The World Health Organization (WHO) is calling for wealthy nations to pause their plans on ordering and distributing booster jabs to their citizens until at least September. The reason the UN health agency is calling for this halt is that they want to address the vaccine inequity currently happening where developed countries are far ahead of their vaccinations compared to poorer countries.
Tedros Adhanom, WHO Director-General, says that “we need an urgent reversal from the majority of vaccines going to high-income countries, to the majority going to low-income countries.” The moratorium would need to last at least two months until the end of September in order to meet the agency’s goal of vaccinating at least 10% of each country’s population. The WHO chief gave a reminder that G20 nations have a leadership role to play as they are the biggest producers, consumers, and donors of COVID-19 vaccines.
“The entire world is in the middle of this and as we’ve seen with the emergence of variant after variant, we cannot get out of it unless the whole world gets out of it together, and with the huge disparity in vaccination coverage, we’re simply not going to be able to achieve that,” said Dr. Bruce Aylward, the DG’s senior advisor. He also added that Tedros plans to vaccinate 40% of the world by December and 70% by the middle of 2022.
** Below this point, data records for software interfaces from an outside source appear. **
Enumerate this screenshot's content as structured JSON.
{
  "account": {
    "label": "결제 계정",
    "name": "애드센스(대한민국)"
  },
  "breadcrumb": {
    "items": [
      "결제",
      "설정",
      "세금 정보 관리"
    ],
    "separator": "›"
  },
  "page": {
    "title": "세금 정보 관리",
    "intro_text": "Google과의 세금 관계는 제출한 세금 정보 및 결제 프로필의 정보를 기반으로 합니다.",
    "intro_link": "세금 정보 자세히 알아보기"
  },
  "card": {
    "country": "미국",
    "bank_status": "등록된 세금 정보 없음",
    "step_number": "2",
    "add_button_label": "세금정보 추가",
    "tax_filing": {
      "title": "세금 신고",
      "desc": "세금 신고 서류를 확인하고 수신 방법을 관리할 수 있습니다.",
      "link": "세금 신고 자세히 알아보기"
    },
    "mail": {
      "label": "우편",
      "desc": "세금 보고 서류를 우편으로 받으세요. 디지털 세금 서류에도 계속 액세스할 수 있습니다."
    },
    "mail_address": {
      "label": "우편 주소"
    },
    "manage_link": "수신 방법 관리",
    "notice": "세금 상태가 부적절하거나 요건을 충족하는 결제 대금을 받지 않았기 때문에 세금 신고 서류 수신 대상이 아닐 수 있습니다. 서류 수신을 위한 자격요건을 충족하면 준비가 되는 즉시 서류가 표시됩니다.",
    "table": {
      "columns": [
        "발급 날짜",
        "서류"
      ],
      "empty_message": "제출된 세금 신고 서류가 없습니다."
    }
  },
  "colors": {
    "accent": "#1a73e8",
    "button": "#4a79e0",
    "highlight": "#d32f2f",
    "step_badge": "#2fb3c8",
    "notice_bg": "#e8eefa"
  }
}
The request comes after Israel and Germany announced that they would start giving out booster jabs to their population soon while the Dominican Republic became one of the first countries to give the third dose last month. The US has rejected WHO’s call, saying that it’s a “false choice” and that they had donated more than 110 million doses of vaccines around the world, more than any other country.
The gap in vaccine distribution is jarring, seeing as how only 1.8% of people in Africa are fully vaccinated, compared with nearly 50% in both the EU and the US, according to Our World in Data. Khairy Jamaluddin, coordinating minister for the immunisation programme, has repeatedly rebuked rich countries for hoarding vaccines, causing poor and less developed countries to have to wait for staggered deliveries. “Poor countries, less developed countries, are left to drown,” said the minister.
Khairy recently revealed that Malaysia is already in talks with vaccine manufacturers to procure the third dose for Malaysians in 2022. Booster vaccine jabs are considered important to further strengthen immunity as various countries are now seeing new waves of infections from the Delta variant of the virus. According to new data from Pfizer, a third shot of the vaccine boosts protection against the Delta variant by five times more.